On the menu tonight: lentils. We first considered making dal. Then I suggested French Puy lentils. When we got to the store, however, we took a gander at some of the other exciting options available. The two legumes that caught my eye were the black beluga lentils and the petite golden lentils, both from Zürson Beans. Neither of us had ever tried either one of the little legumes. We settled on the petite golden lentils, pictured below:
Let's talk a little bit 'bout lentils... Lentils need no pre-soaking and cook relatively quickly. To cook lentils, simply pick over to remove debris or shriveled lentils, rinse, and drain. Then cover with water or broth and boil for 2 to 3 minutes (to aid in digestion). Reduce heat and simmer until tender. Depending on the variety and age, cooking time may take anywhere from 10 minutes to 1 hour. Note that salt added to the cooking water will toughen the beans. You should only add salt once the lentils are completely cooked. Also, acidic ingredients such as wine or tomatoes can lengthen cooking time. You may wish to add these ingredients after the lentils have become tender. (lentil cooking tips from about.com)

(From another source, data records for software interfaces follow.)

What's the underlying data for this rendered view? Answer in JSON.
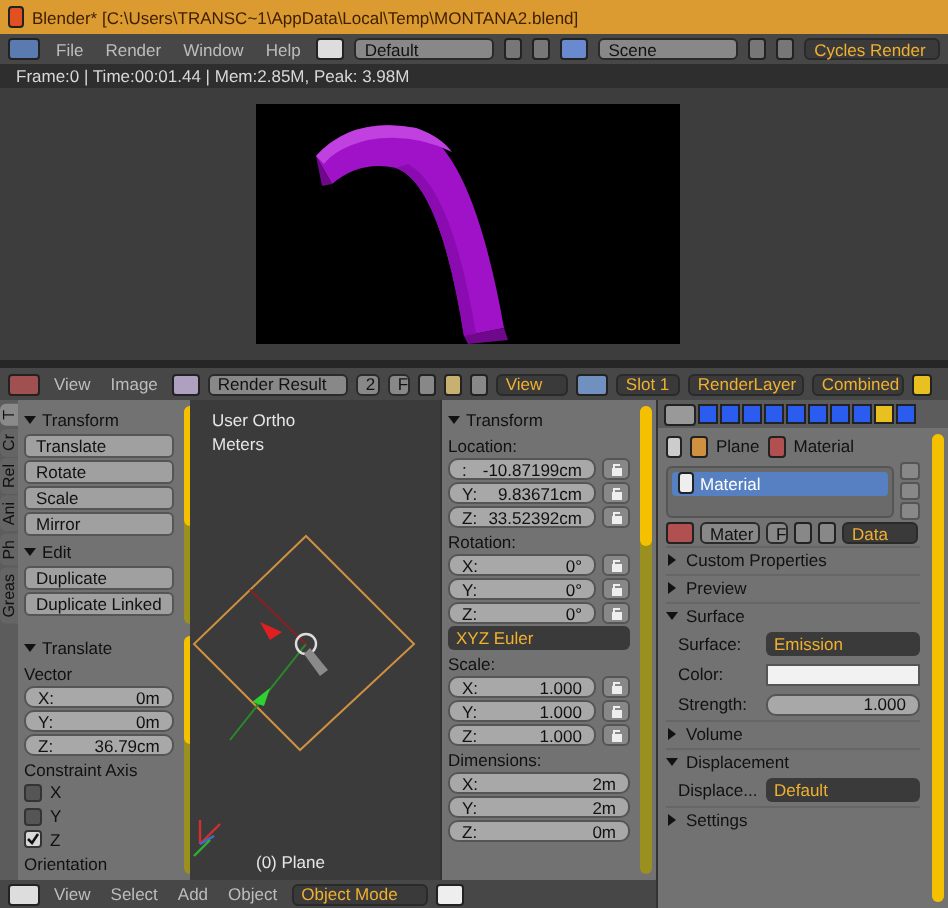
{
  "window": {
    "title": "Blender* [C:\\Users\\TRANSC~1\\AppData\\Local\\Temp\\MONTANA2.blend]"
  },
  "top_bar": {
    "menus": [
      "File",
      "Render",
      "Window",
      "Help"
    ],
    "screen_layout": "Default",
    "scene": "Scene",
    "render_engine": "Cycles Render"
  },
  "render_info": "Frame:0 | Time:00:01.44 | Mem:2.85M, Peak: 3.98M",
  "image_editor_header": {
    "menus": [
      "View",
      "Image"
    ],
    "image": "Render Result",
    "users": "2",
    "fake_user": "F",
    "view": "View",
    "slot": "Slot 1",
    "render_layer": "RenderLayer",
    "render_pass": "Combined"
  },
  "tool_shelf": {
    "tabs": [
      {
        "label": "T",
        "selected": true
      },
      {
        "label": "Cr",
        "selected": false
      },
      {
        "label": "Rel",
        "selected": false
      },
      {
        "label": "Ani",
        "selected": false
      },
      {
        "label": "Ph",
        "selected": false
      },
      {
        "label": "Greas",
        "selected": false
      }
    ],
    "panels": [
      {
        "title": "Transform",
        "expanded": true,
        "buttons": [
          "Translate",
          "Rotate",
          "Scale",
          "Mirror"
        ]
      },
      {
        "title": "Edit",
        "expanded": true,
        "buttons": [
          "Duplicate",
          "Duplicate Linked"
        ]
      }
    ]
  },
  "last_operator": {
    "title": "Translate",
    "expanded": true,
    "vector_label": "Vector",
    "vector": [
      {
        "label": "X:",
        "value": "0m"
      },
      {
        "label": "Y:",
        "value": "0m"
      },
      {
        "label": "Z:",
        "value": "36.79cm"
      }
    ],
    "constraint_label": "Constraint Axis",
    "constraints": [
      {
        "label": "X",
        "checked": false
      },
      {
        "label": "Y",
        "checked": false
      },
      {
        "label": "Z",
        "checked": true
      }
    ],
    "orientation_label": "Orientation"
  },
  "viewport": {
    "view_name": "User Ortho",
    "units": "Meters",
    "object_label": "(0) Plane"
  },
  "viewport_header": {
    "menus": [
      "View",
      "Select",
      "Add",
      "Object"
    ],
    "mode": "Object Mode"
  },
  "n_panel": {
    "title": "Transform",
    "expanded": true,
    "items": [
      {
        "kind": "heading",
        "text": "Location:"
      },
      {
        "kind": "field",
        "label": ":",
        "value": "-10.87199cm",
        "lock_button": true
      },
      {
        "kind": "field",
        "label": "Y:",
        "value": "9.83671cm",
        "lock_button": true
      },
      {
        "kind": "field",
        "label": "Z:",
        "value": "33.52392cm",
        "lock_button": true
      },
      {
        "kind": "heading",
        "text": "Rotation:"
      },
      {
        "kind": "field",
        "label": "X:",
        "value": "0°",
        "lock_button": true
      },
      {
        "kind": "field",
        "label": "Y:",
        "value": "0°",
        "lock_button": true
      },
      {
        "kind": "field",
        "label": "Z:",
        "value": "0°",
        "lock_button": true
      },
      {
        "kind": "dropdown",
        "value": "XYZ Euler"
      },
      {
        "kind": "heading",
        "text": "Scale:"
      },
      {
        "kind": "field",
        "label": "X:",
        "value": "1.000",
        "lock_button": true
      },
      {
        "kind": "field",
        "label": "Y:",
        "value": "1.000",
        "lock_button": true
      },
      {
        "kind": "field",
        "label": "Z:",
        "value": "1.000",
        "lock_button": true
      },
      {
        "kind": "heading",
        "text": "Dimensions:"
      },
      {
        "kind": "field",
        "label": "X:",
        "value": "2m",
        "lock_button": false
      },
      {
        "kind": "field",
        "label": "Y:",
        "value": "2m",
        "lock_button": false
      },
      {
        "kind": "field",
        "label": "Z:",
        "value": "0m",
        "lock_button": false
      }
    ]
  },
  "properties": {
    "tabs": [
      {
        "selected": false
      },
      {
        "selected": false
      },
      {
        "selected": false
      },
      {
        "selected": false
      },
      {
        "selected": false
      },
      {
        "selected": false
      },
      {
        "selected": false
      },
      {
        "selected": false
      },
      {
        "selected": true
      },
      {
        "selected": false
      }
    ],
    "breadcrumb": [
      "Plane",
      "Material"
    ],
    "material_slots": [
      {
        "name": "Material",
        "selected": true
      }
    ],
    "datablock": {
      "name": "Mater",
      "fake_user": "F",
      "link": "Data"
    },
    "panels": [
      {
        "title": "Custom Properties",
        "expanded": false
      },
      {
        "title": "Preview",
        "expanded": false
      },
      {
        "title": "Surface",
        "expanded": true,
        "rows": [
          {
            "kind": "dropdown",
            "label": "Surface:",
            "value": "Emission"
          },
          {
            "kind": "color",
            "label": "Color:",
            "color": "#f2f2f2"
          },
          {
            "kind": "number",
            "label": "Strength:",
            "value": "1.000"
          }
        ]
      },
      {
        "title": "Volume",
        "expanded": false
      },
      {
        "title": "Displacement",
        "expanded": true,
        "rows": [
          {
            "kind": "dropdown",
            "label": "Displace...",
            "value": "Default"
          }
        ]
      },
      {
        "title": "Settings",
        "expanded": false
      }
    ]
  }
}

These lil' lentils were fully cooked in about 10 minutes. As they were simmering, I sauteed sliced leeks, carrots and celery in a separate pan until soft. Then I added a couple of crushed garlic cloves, turned up the heat, and poured in some white wine. Finally, I sprinkled in some chopped herbs-parsley and sage-and plenty of sea salt and coarsely ground black pepper. Then stir this in to the lentils, and add more salt, pepper and/or oil to taste. To finish the dish, once I spread a portion of the lentils on the plate, I drizzled some black truffle infused olive oil over the top. I served a simple arugula salad beside the lentils, tossed in a white wine vinaigrette with diced cucumber and sliced red onions.

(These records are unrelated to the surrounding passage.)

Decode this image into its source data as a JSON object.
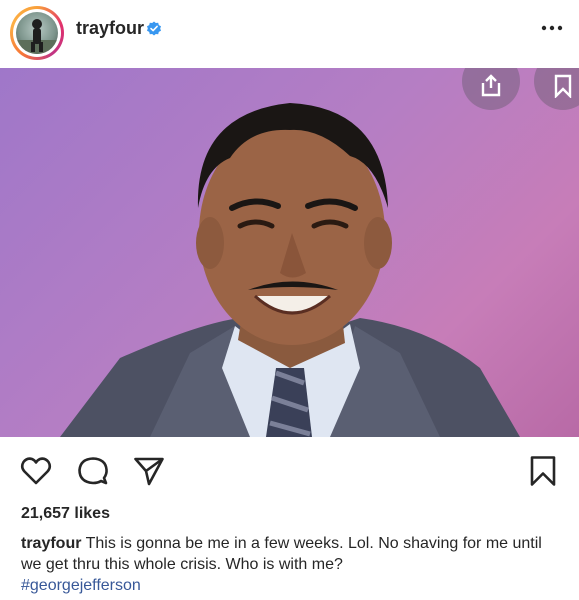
{
  "post": {
    "username": "trayfour",
    "likes": "21,657 likes",
    "caption_user": "trayfour",
    "caption_text": "This is gonna be me in a few weeks. Lol. No shaving for me until we get thru this whole crisis. Who is with me?",
    "hashtag": "#georgejefferson"
  },
  "colors": {
    "text": "#262626",
    "hashtag": "#385898",
    "verified": "#3897f0",
    "photo_background": "#b57ec4"
  },
  "icons": {
    "verified": "verified-badge-icon",
    "more": "more-options-icon",
    "like": "heart-icon",
    "comment": "comment-bubble-icon",
    "share": "paper-plane-icon",
    "save": "bookmark-icon",
    "overlay_share": "share-out-icon",
    "overlay_save": "bookmark-icon"
  }
}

I had been searching for a way to cook the matsutake mushrooms that my friend Jean-Pierre gave me, and wanted to incorporate them in to tonight's meal, too. Matsutakes (aka Pine mushrooms) are prized by Japanese chefs and have a savory and pungent flavor. They have a meaty, chewy texture. The flavor of the larger matsutake mushrooms are intense, and unless the intensity is favorable to you, use sparingly. They are not Jean-Pierre's favorite mushrooms...which is one of the reasons he wanted me to play around with them, to see what I could come up with.
As chance would have it, the day he gave them to me was the day that the Top Chef season 6 finale aired. One of the ingredients in the mystery box for the final challenge was...you guessed it, matsutake mushrooms. Michael Voltaggio, who ended up winning the competition, served a dashi-glazed rockfish topped with crispy matsutake for part of his second course. This was my inspiration; thinly sliced and pan-fried until crispy.
I decided to serve the mushrooms on a separate plate, because I didn't want their flavor to overpower those in the lentils. To a hot saute pan, I added a few tablespoons of olive oil. I added in the mushrooms, lowered the heat to medium and cooked until golden brown and crispy, occasionally giving them a toss to prevent them from burning. Once done, I placed them on paper towels to remove the excess oil and tossed them in some kosher sea salt. They were great! Crispy like a thin potato chip, but packed with that pungent, musty matsutake-ness. I did end up mixing some them into the lentils and they worked beautifully. The flavors were still balanced, and the mushrooms added complexity to the texture of the dish.